(DATA)

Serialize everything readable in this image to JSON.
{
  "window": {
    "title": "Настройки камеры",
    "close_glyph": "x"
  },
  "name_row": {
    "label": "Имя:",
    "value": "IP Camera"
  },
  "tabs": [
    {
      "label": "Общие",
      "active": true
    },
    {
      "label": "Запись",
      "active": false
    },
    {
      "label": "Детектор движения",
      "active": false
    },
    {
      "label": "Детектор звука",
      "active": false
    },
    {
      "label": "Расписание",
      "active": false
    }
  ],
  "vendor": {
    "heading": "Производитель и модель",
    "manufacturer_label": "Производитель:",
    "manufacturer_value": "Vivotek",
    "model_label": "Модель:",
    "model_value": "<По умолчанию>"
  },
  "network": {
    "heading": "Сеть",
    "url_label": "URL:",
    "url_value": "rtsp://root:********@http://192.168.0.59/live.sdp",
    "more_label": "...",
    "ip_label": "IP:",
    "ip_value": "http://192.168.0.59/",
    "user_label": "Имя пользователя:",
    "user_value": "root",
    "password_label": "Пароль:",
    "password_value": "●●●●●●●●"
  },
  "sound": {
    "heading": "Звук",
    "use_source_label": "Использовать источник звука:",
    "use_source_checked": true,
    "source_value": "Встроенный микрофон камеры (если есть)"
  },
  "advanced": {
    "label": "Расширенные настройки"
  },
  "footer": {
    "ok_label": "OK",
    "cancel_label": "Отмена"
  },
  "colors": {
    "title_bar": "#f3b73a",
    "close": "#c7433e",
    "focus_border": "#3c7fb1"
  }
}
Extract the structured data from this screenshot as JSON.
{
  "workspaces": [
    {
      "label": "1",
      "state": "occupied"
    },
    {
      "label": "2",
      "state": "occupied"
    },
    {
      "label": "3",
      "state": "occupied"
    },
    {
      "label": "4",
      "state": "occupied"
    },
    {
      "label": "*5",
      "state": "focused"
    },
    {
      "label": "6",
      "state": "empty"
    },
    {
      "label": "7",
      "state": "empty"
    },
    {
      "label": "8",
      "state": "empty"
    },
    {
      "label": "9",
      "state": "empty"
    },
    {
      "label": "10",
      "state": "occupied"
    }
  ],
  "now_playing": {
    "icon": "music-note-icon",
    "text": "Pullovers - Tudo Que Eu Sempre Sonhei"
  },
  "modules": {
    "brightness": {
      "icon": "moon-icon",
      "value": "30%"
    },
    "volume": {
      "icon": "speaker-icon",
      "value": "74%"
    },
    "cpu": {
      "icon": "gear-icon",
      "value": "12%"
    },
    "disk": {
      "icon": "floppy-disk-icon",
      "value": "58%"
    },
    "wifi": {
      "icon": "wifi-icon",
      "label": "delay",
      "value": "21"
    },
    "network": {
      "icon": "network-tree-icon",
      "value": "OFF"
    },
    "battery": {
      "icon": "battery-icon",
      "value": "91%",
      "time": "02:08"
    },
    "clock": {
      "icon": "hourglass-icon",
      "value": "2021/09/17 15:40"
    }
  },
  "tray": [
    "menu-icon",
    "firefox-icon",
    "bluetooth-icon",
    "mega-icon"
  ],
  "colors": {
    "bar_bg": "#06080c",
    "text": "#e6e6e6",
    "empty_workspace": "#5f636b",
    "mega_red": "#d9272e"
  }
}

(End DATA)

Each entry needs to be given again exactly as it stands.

## RESULT OF THE TASK
Serialize everything readable in this image to JSON.
{
  "window": {
    "title": "Настройки камеры",
    "close_glyph": "x"
  },
  "name_row": {
    "label": "Имя:",
    "value": "IP Camera"
  },
  "tabs": [
    {
      "label": "Общие",
      "active": true
    },
    {
      "label": "Запись",
      "active": false
    },
    {
      "label": "Детектор движения",
      "active": false
    },
    {
      "label": "Детектор звука",
      "active": false
    },
    {
      "label": "Расписание",
      "active": false
    }
  ],
  "vendor": {
    "heading": "Производитель и модель",
    "manufacturer_label": "Производитель:",
    "manufacturer_value": "Vivotek",
    "model_label": "Модель:",
    "model_value": "<По умолчанию>"
  },
  "network": {
    "heading": "Сеть",
    "url_label": "URL:",
    "url_value": "rtsp://root:********@http://192.168.0.59/live.sdp",
    "more_label": "...",
    "ip_label": "IP:",
    "ip_value": "http://192.168.0.59/",
    "user_label": "Имя пользователя:",
    "user_value": "root",
    "password_label": "Пароль:",
    "password_value": "●●●●●●●●"
  },
  "sound": {
    "heading": "Звук",
    "use_source_label": "Использовать источник звука:",
    "use_source_checked": true,
    "source_value": "Встроенный микрофон камеры (если есть)"
  },
  "advanced": {
    "label": "Расширенные настройки"
  },
  "footer": {
    "ok_label": "OK",
    "cancel_label": "Отмена"
  },
  "colors": {
    "title_bar": "#f3b73a",
    "close": "#c7433e",
    "focus_border": "#3c7fb1"
  }
}
Extract the structured data from this screenshot as JSON.
{
  "workspaces": [
    {
      "label": "1",
      "state": "occupied"
    },
    {
      "label": "2",
      "state": "occupied"
    },
    {
      "label": "3",
      "state": "occupied"
    },
    {
      "label": "4",
      "state": "occupied"
    },
    {
      "label": "*5",
      "state": "focused"
    },
    {
      "label": "6",
      "state": "empty"
    },
    {
      "label": "7",
      "state": "empty"
    },
    {
      "label": "8",
      "state": "empty"
    },
    {
      "label": "9",
      "state": "empty"
    },
    {
      "label": "10",
      "state": "occupied"
    }
  ],
  "now_playing": {
    "icon": "music-note-icon",
    "text": "Pullovers - Tudo Que Eu Sempre Sonhei"
  },
  "modules": {
    "brightness": {
      "icon": "moon-icon",
      "value": "30%"
    },
    "volume": {
      "icon": "speaker-icon",
      "value": "74%"
    },
    "cpu": {
      "icon": "gear-icon",
      "value": "12%"
    },
    "disk": {
      "icon": "floppy-disk-icon",
      "value": "58%"
    },
    "wifi": {
      "icon": "wifi-icon",
      "label": "delay",
      "value": "21"
    },
    "network": {
      "icon": "network-tree-icon",
      "value": "OFF"
    },
    "battery": {
      "icon": "battery-icon",
      "value": "91%",
      "time": "02:08"
    },
    "clock": {
      "icon": "hourglass-icon",
      "value": "2021/09/17 15:40"
    }
  },
  "tray": [
    "menu-icon",
    "firefox-icon",
    "bluetooth-icon",
    "mega-icon"
  ],
  "colors": {
    "bar_bg": "#06080c",
    "text": "#e6e6e6",
    "empty_workspace": "#5f636b",
    "mega_red": "#d9272e"
  }
}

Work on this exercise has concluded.